Cocoa smuggling between the two countries is common but over the past decade it has mainly involved Ivorian beans being taken illegally to Ghana, the world's second largest producer, where the government buys output at a fixed price.
However, Ivory Coast abandoned a decade of sector liberalisation last season and introduced a minimum price for farmers, a measure that has helped to reduce illicit exports. Exporters said the Ivorian price is now seen as more attractive by Ghanaian farmers, who can make bigger profits selling their output to smugglers.
While the volumes of beans being smuggled into Ivory Coast currently represent only a fraction of total output, Ghana risks losing millions of dollars in cocoa revenues if it fails to stabilise its struggling currency.
"We estimate everything that has come in (from Ghana) at 40,000 tonnes at least," the purchasing manager of an Abidjan-based exporter said on Friday. Two other exporters estimated volumes smuggled from Ghana at between 30,000 and over 40,000 tonnes.
"It is possible and probably more. Exchange rate differentials make Ivory Coast's price lucrative," a leading Ghanaian cocoa buyer in Accra told Reuters. A senior official with Ghana's marketing board, Cocobod, said that the regulator was aware of reports of smuggling.
"We are investigating," the official said, declining to comment further. Ivory Coast's October-to-March main crop opened on Oct. 2 with its sector regulator, the CCC, fixing a minimum guaranteed farmer price of 750 CFA francs ($1.55) per kg.

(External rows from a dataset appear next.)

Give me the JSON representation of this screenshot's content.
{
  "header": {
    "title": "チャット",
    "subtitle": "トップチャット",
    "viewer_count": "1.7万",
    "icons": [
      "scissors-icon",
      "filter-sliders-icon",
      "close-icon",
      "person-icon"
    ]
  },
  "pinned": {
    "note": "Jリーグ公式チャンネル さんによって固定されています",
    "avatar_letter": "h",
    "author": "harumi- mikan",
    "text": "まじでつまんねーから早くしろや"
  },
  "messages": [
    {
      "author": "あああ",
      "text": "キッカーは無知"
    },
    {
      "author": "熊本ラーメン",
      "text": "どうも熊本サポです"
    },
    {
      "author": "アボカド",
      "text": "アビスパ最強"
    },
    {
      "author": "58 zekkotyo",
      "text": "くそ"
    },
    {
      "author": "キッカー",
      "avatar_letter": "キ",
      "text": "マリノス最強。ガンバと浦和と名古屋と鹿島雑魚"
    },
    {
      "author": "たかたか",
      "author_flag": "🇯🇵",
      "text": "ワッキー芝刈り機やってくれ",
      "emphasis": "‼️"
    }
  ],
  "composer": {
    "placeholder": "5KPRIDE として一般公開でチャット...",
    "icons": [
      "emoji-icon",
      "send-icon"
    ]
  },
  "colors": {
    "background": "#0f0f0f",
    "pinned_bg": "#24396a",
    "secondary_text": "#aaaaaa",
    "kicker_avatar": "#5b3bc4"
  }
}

Later that month, Ghana announced it would buy cocoa at 3,392 cedis per tonne, a price which at the time was roughly the same as the Ivorian price. But the cedi, which Ghana's government has struggled to prop up, has since lost nearly 7 percent of its value against the dollar, while Ivory Coast's euro-pegged CFA franc has gained ground on the greenback.
"Currently there's a gap of 60 to 70 CFA francs between the two countries if we take into account inflation and currency fluctuations in Ghana. For small middlemen that's not insignificant," said the exporter based in Abidjan. Both countries have seen robust starts to the 2013/14 season.
Ivory Coast port arrivals topped 900,000 tonnes in the first half of the October-to-March main crop - the highest level on record - according to exporter estimates. Cocoa purchases in Ghana were at 527,214 tonnes by Dec. 19, up 37 percent on last year.
Movement on Motorcycles
Exporters and merchants in Ivory Coast said small amounts of smuggled beans began arriving from Ghana in November, with illicit shipments increasing in the run up to Christmas.
"We're still getting cocoa from Ghana, but it slowed down a bit after the December holidays when there really was a lot of movement on motorcycles all along the border," said Eric Koffi, an Ivorian middleman based near the border. "It's still coming, but it's decreased," he said.
Sector liberalisation and a decade-long political crisis saw a steady increase in smuggled Ivorian beans over the past decade. Industry estimates suggest as much as 200,000 tonnes of Ivorian cocoa were exported illegally during the 2010/11 harvest.
In addition to introducing a guaranteed minimum price for farmers, Ivory Coast's CCC has now also requested that the government post soldiers along its western borders to stem the flow of smuggled cocoa to Liberia and Ghana.
The marketing board announced at the start of the 2013/14 season that it would open discussions with Ghanaian authorities on how the two countries could work together to combat illegal trafficking. ($1 = 482.8360 CFA francs).
(Additional reporting by Kwasi Kpodo in Accra; Writing by Joe Bavier; Editing by David Lewis and Anthony Barker)